(Records from a dataset)
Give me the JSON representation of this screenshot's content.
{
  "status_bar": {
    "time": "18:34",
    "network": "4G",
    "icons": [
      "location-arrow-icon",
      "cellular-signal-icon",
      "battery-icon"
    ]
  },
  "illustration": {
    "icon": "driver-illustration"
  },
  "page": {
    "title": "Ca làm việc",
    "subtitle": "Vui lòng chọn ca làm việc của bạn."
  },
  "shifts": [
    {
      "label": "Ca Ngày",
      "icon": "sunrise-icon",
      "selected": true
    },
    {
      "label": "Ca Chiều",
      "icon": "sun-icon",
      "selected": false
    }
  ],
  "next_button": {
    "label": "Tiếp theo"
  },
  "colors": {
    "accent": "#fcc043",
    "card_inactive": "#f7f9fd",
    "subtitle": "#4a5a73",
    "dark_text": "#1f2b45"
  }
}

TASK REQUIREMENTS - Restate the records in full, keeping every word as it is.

PROBLEM SOLUTION -
Give me the JSON representation of this screenshot's content.
{
  "status_bar": {
    "time": "18:34",
    "network": "4G",
    "icons": [
      "location-arrow-icon",
      "cellular-signal-icon",
      "battery-icon"
    ]
  },
  "illustration": {
    "icon": "driver-illustration"
  },
  "page": {
    "title": "Ca làm việc",
    "subtitle": "Vui lòng chọn ca làm việc của bạn."
  },
  "shifts": [
    {
      "label": "Ca Ngày",
      "icon": "sunrise-icon",
      "selected": true
    },
    {
      "label": "Ca Chiều",
      "icon": "sun-icon",
      "selected": false
    }
  ],
  "next_button": {
    "label": "Tiếp theo"
  },
  "colors": {
    "accent": "#fcc043",
    "card_inactive": "#f7f9fd",
    "subtitle": "#4a5a73",
    "dark_text": "#1f2b45"
  }
}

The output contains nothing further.